This software update is deleting botnet malware from infected PCs around the world

Law enforcement-designed update disconnects machines infected with Emotet malware from command and control servers.
Written by Liam Tung, Contributing Writer

A specially crafted update created by law enforcement has triggered the process of removing the Emotet botnet malware from 1.6 million infected computers around the world.

Emotet was thought to be the world's largest botnet, known for spewing millions of malware-laden spam emails each day. Law enforcement in the US, Canada and Europe conducted a coordinated takedown of Emotet infrastructure in January to rid the web of one of its worst menaces, which was used to spread banking trojans, remote access tools, and ransomware.  

Part of the action involved law enforcement commandeering Emotet's command and control (C2) infrastructure to prevent its operators from using the botnet to spread more malware. As reported by ZDNet in January, law enforcement in the Netherlands took control of two of Emotet's three-tier C2 servers. 

SEE: Network security policy (TechRepublic Premium)

Law enforcement that month delivered an Emotet update that was set to remove the malware from all infected computers on April 25. According to BleepingComputer, Germany's Bundeskriminalamt (BKA) federal police agency created and pushed the uninstall update.  

"Law enforcement officials will deliver an Emotet update, "EmotetLoader.dll" file, which will remove the malware from all infected devices. The run key in the Windows registry of infected devices will be removed to ensure that Emotet modules are no longer started automatically and all servers running Emotet processes are terminated," said security company Redscan.

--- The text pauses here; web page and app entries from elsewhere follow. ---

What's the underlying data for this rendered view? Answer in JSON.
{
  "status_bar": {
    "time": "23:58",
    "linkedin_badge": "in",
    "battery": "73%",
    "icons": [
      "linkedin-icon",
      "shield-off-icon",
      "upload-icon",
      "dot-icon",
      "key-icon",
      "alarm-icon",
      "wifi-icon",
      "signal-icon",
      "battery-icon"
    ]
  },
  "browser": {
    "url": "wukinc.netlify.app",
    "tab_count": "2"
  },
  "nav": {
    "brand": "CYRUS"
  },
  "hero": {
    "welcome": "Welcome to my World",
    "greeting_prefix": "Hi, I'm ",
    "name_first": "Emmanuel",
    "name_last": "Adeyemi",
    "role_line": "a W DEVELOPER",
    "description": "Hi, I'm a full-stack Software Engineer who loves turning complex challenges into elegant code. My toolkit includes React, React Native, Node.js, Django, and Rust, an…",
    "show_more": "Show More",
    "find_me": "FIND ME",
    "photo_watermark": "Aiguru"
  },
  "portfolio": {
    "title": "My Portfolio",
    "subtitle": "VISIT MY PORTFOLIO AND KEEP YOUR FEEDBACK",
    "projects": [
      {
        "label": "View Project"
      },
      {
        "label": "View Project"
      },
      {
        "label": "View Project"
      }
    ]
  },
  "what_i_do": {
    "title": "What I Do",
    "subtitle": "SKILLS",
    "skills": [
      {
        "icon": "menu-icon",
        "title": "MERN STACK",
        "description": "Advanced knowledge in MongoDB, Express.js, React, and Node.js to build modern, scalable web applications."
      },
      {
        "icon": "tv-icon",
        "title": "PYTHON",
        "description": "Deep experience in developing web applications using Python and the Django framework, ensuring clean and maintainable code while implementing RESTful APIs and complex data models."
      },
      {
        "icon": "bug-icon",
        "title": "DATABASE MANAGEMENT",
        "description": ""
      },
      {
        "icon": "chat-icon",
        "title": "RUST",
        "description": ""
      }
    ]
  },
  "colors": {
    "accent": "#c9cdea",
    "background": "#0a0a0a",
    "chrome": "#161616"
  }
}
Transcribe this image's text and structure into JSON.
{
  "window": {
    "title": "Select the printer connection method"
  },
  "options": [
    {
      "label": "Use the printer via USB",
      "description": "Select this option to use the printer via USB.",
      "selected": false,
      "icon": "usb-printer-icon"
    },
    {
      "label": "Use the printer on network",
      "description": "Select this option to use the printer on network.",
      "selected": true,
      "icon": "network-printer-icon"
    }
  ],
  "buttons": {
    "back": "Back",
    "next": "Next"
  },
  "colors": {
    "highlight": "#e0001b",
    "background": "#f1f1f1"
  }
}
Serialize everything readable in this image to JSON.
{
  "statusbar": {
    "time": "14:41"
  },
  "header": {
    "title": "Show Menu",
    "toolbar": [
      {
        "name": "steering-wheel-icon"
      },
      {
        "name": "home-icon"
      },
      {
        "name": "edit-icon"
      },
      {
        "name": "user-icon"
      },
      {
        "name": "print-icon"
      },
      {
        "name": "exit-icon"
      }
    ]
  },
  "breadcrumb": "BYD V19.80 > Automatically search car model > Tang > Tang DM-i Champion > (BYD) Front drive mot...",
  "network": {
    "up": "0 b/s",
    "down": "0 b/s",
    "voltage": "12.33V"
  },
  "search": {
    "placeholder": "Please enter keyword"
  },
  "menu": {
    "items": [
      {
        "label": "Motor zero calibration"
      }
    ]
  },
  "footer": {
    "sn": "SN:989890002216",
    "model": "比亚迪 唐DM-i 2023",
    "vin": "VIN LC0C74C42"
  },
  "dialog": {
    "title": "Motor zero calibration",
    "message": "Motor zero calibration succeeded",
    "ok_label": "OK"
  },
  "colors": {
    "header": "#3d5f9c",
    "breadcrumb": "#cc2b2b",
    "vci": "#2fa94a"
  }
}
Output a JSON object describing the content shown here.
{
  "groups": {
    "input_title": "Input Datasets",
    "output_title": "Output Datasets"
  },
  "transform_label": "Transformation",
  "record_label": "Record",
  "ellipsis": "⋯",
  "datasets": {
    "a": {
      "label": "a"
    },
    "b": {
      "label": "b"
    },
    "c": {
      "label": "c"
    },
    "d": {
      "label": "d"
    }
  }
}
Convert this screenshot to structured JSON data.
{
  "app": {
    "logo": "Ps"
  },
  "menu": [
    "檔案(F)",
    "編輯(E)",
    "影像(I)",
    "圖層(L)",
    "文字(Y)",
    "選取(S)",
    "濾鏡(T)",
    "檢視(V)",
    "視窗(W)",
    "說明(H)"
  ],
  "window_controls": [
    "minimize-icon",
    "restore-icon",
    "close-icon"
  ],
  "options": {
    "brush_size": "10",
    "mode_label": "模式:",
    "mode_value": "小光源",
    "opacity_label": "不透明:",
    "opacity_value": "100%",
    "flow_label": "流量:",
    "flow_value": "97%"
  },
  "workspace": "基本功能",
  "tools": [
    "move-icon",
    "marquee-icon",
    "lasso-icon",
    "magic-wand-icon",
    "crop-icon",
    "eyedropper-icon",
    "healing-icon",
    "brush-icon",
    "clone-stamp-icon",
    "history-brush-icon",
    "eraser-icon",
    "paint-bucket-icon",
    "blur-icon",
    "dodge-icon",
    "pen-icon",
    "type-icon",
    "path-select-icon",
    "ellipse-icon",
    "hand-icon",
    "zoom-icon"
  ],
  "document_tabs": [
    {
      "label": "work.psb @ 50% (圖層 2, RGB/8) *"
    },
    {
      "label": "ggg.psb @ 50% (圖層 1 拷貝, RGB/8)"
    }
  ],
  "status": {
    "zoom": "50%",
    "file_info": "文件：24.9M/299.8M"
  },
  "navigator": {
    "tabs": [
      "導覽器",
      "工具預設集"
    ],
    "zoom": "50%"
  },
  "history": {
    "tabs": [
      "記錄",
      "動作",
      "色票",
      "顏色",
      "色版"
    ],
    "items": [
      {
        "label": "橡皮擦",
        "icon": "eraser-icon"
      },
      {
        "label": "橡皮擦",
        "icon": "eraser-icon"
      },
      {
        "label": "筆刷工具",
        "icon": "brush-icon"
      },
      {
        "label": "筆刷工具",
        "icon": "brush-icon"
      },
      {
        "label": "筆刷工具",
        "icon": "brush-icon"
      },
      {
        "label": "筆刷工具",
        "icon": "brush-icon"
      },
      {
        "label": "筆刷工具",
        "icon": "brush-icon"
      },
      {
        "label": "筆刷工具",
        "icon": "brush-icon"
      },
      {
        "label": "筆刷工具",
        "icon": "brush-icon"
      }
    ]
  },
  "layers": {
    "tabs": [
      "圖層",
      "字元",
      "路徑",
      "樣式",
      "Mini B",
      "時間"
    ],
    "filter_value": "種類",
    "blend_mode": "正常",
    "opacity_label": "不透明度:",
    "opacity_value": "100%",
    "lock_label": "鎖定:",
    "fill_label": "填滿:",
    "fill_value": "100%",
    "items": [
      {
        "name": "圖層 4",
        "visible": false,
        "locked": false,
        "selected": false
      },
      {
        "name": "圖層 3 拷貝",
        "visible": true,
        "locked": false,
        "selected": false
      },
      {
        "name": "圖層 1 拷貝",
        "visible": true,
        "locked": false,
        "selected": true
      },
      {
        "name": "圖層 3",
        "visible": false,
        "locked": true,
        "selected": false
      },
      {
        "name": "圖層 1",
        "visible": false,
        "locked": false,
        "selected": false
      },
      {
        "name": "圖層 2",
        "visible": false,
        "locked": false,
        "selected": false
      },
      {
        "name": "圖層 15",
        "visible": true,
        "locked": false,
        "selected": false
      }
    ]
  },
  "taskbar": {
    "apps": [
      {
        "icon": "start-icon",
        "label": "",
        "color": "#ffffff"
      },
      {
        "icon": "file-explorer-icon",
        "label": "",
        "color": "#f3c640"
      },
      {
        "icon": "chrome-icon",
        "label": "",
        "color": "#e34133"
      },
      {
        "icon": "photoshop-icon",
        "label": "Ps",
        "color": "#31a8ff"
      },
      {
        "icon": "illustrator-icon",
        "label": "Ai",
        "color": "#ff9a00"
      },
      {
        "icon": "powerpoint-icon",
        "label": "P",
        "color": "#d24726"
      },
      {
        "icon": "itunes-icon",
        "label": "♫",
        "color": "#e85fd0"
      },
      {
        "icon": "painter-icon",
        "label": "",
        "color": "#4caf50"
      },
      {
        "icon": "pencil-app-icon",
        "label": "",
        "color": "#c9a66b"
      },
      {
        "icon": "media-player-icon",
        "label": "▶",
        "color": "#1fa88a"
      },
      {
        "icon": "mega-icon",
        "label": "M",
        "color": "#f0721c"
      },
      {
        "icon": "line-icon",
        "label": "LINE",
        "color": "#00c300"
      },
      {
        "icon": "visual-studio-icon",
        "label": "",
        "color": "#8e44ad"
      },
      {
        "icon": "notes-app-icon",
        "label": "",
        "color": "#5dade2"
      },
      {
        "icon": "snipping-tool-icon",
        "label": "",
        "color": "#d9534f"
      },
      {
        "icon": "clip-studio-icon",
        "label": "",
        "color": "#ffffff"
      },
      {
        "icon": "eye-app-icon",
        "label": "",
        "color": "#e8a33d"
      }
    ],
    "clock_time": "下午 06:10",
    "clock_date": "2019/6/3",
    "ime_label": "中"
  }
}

"However, it is important to note that the switch-off does not remove other malware installed on infected devices via Emotet, nor malware from other sources," it added.

And cybersecurity firm Malwarebytes has now analyzed the law enforcement Emotet uninstaller. Essentially, law enforcement used Emotet's botnet infrastructure to dismantle the malware. 

"The uninstall routine itself is very simple. It deletes the service associated with Emotet, deletes the run key, attempts (but fails) to move the file to %temp% and then exits the process," note the researchers. 

Despite the error in the law enforcement code, they add that the Emotet malware "has been neutered and is harmless since it won't run as its persistence mechanisms have been removed."

According to an FBI press release in January, an FBI investigator's affidavit stated that: "foreign law enforcement agents, working in coordination with the FBI, gained lawful access to Emotet servers located overseas and identified the Internet Protocol addresses of approximately 1.6 million computers worldwide that appear to have been infected with Emotet malware between April 1, 2020, and Jan. 17, 2021." 

Over 45,000 of the infected computers appeared to have been located in the United States.

"Foreign law enforcement, working in collaboration with the FBI, replaced Emotet malware on servers located in their jurisdiction with a file created by law enforcement," the FBI said. 

SEE: Remote work makes cybersecurity a top worry for CEOs

"This was done with the intent that computers in the United States and elsewhere that were infected by the Emotet malware would download the law enforcement file during an already-programmed Emotet update. 

"The law enforcement file prevents the administrators of the Emotet botnet from further communicating with infected computers. The law enforcement file does not remediate other malware that was already installed on the infected computer through Emotet; instead, it is designed to prevent additional malware from being installed on the infected computer by untethering the victim computer from the botnet."

Editorial standards